Rhododendrons excel at "just being"

Rhododendrons excelling at “just being”

I say practicing because it is not easy to relax! For years I have been creating an existence of “doing.” It’s insidious…and addictive. (If you have ever found yourself bemoaning all that you hadn’t done at the end of a long day, you too have fallen into the exquisite and subtle trap of “doing”) Honestly, I have been operating at a pace that has left me feeling malnourished and tired for years… and i’m not alone.

At my core, I am a “be-er.” My idea of bliss is sitting with my hands in a creek and just thinking, listening, existing. Unfortunately, our society doesn’t tolerant a whole lot of being. In America, “doing” reigns supreme. From a young age, I internalized this cultural pressure. I remember the distinct moment that I decided to pour myself from the wide pitcher in which I floated into a tight fitting mold of purpose. It was the beginning of high school. Grades now “counted,” and if I wanted to enter that mythical kingdom called college, I better steel myself to the best, most accomplished, most productive version of myself. It felt like sawing against the grain with a pocket knife. But it was only temporary…right?

Turns out, once you hop the “doing” train you can’t just step off. You have to jump. The more you do, the more there is to do, and the faster your life will just whiz on by. It’s a quick-moving paradox and, if you don’t catch yourself, a coursing river of to-do lists will sweep you swiftly into the rapids.

Thyme in the Garden, Woodfin NC.

So here’s how to reverse the agonizing treadmill: Do what you want to do, when you want to do it. I’m serious. This idea scares people. I’ve had more than one conversation with a devil’s advocate who could not see beyond some doomsday vision of a worldwide lazy-person apocalypse fueled by fast food and reality TV. But I disagree– most of us are pretty motivated people. Given the chance, the majority of us wouldn’t just check out on living. The key is to let our joys, our desires, and our intuitions guide our actions. Besides…isn’t this “doomsday” already so many peoples “todays”?

Our intuition is a powerful tool. Those small-voiced instincts aren’t just random, they are the magic of knowing something before your mind has time to reason it out. Haven’t you ever been called to do something completely random, like heading for a different check out lane or taking the long way home? Was there ever a time that that split second decision led to something life changing? Next time you have a “free” moment– put down the to-do list and just check in with yourself. What are you yearning to do? Lie down in the sun? Do it. Clean our your car? Do it. Make strange noises with your mouth and think about star trek? Do it.

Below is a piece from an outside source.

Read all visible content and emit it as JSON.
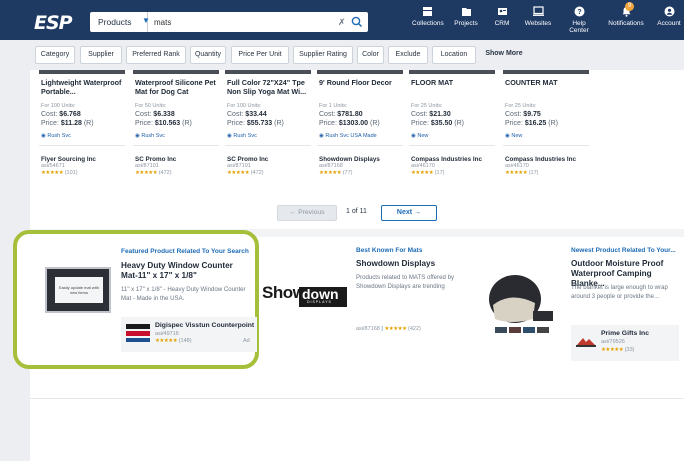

When we feed these profoundly individual desires we learn, ever so slowly, how to be free. We better understand the subtleties of ourselves– who we are and what we dream of. We can begin to accept the whims of life like a kite, catching and sailing through each moment, buoyed by a profound faith in ourselves…even if we know the fair breeze is only temporary. When we really listen to these momentary inspirations, we have a chance to discover something truly brilliant– why are we here?

This whole journey definitely hasn’t been a cakewalk for me but, each day that I practice relaxing, I find that I feel just the slightest bit lighter, more centered, happy.  Relaxing may not be easy but, if there’s anything in this life worth working for, it must be this.